Janine H Jones is up third with a story which focuses on Tyler (Jonny Green) and his obsession with a hot delivery guy. Tyler’s persistence leads him to discover Deliverables, a courier firm which is employing swathes of people in the city and giving them instructions via their mobile phone, like a didactic Sat Nav. Meanwhile, Gwen his having problems on the home front dealing with Anwen, now seven years old, while Rhys is away.
Obviously, there is plenty of satire here, starting with the title ‘Zero Hour’ and the script lands some well-judged jabs at modern organisations who dehumanise their workforce and offer no job security. Beyond this though, there is an incredibly clever, if pretty bleak, idea hiding in plain sight too.
Remaining rather in the background throughout all four stories and still finding her place, Torchwood’s newest recruit Orr (Sam Béart) really comes into her own here, both helping smooth Gwen’s domestic troubles and being the one who unlocks the Deliverables puzzle.
While excellent throughout set, we must highlight Steve Foxon’s sound design here too – in particular for an arresting montage of overlapping instructions while Tyler is undercover.
Finally, ‘The Empty Hand’ brings Sgt Andy Davison (Tom Price) front and centre as he is accused of an atrocity in the line of duty, murdering an immigrant in cold blood. With CCTV footage of him committing the crime, it seems an open and shut case, but luckily he knows to summon Torchwood – much to the disgust of his accusing colleague PC Nicky Owen.
Set against rising political tensions, we find the team split; Gwen on the warpath in staunch defence of her former colleague, while Mr Colchester and Orr remain unconvinced. Meanwhile Jack is absent, seeking out terrorists and apparently pursing his own agenda.
Once the show’s comic foil, eternally held back as contrast to how far Gwen Cooper had come, Tom Price’s Andy Davidson has grown through his various audio adventures; from the amusing ‘Ghost Mission’ to the incredibly dark ‘Corpse Day’ he has become one of our favourites. Here Andy is put through the wringer, in scenes of utter disbelief which Price plays with conviction, and there is a suggestion that there may be long term consequences for the character too.
As this box set forms the middle section of the Aliens Among Us series, there are understandably events within ongoing storylines which do not draw to a close here. Mindful of spoilers, one we can talk about is Ro-Jedda; lurking in the background, yet pulling enough strings to remain a potent threat, Cardiff’s Sorvix Mayor is played to wonderfully intimidating effect by Rachel Atkins.

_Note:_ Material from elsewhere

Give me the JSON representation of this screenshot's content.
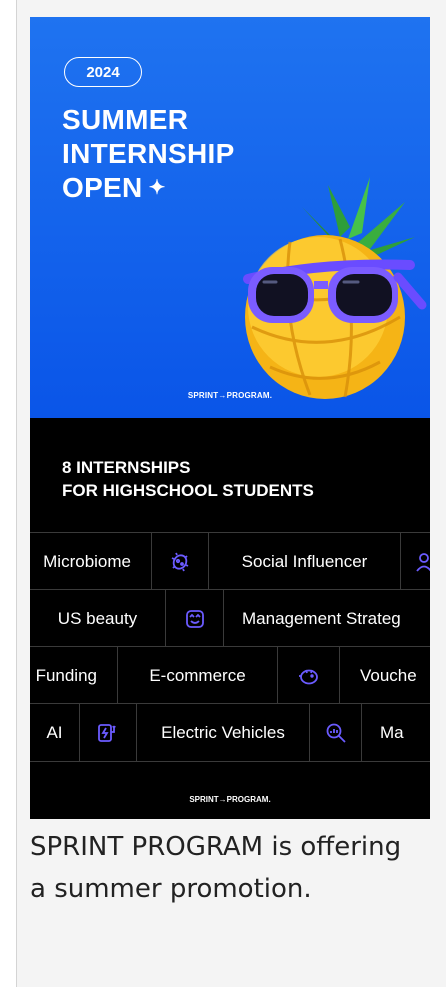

Among the wider guest cast, Sacha Dawan (Iron Fist, An Adventure in Spare and Time) is terrific as Hasan, the object of Tyler’s desire, and we loved the paring of Diveen Henry and Ellie Heydon as Sandra and Andrea, the Colchester’s neighbours from hell. We also enjoyed Sarah Annis as the over-zealous, if rather naïve, PC Nicky Owen who we would love to hear more from.
All of these stories put the team under pressure in different ways, with the job of Torchwood spilling into the character’s personal lives, as ever, and notably into Gwen and Rhys’s relationship. Jack’s absence in ‘Zero Hour’ and off-piste actions in ‘The Empty Hand’ are symptomatic of a group in crisis, which makes the jaw-dropping finale twist all the more troubling.
Heads a spinning, we have to wait until February for the concluding four instalments which are bound to be raucous and revelatory. While we love the other Torchwood audios, Aliens Among Us really does seem to be taking the show forward with gusto!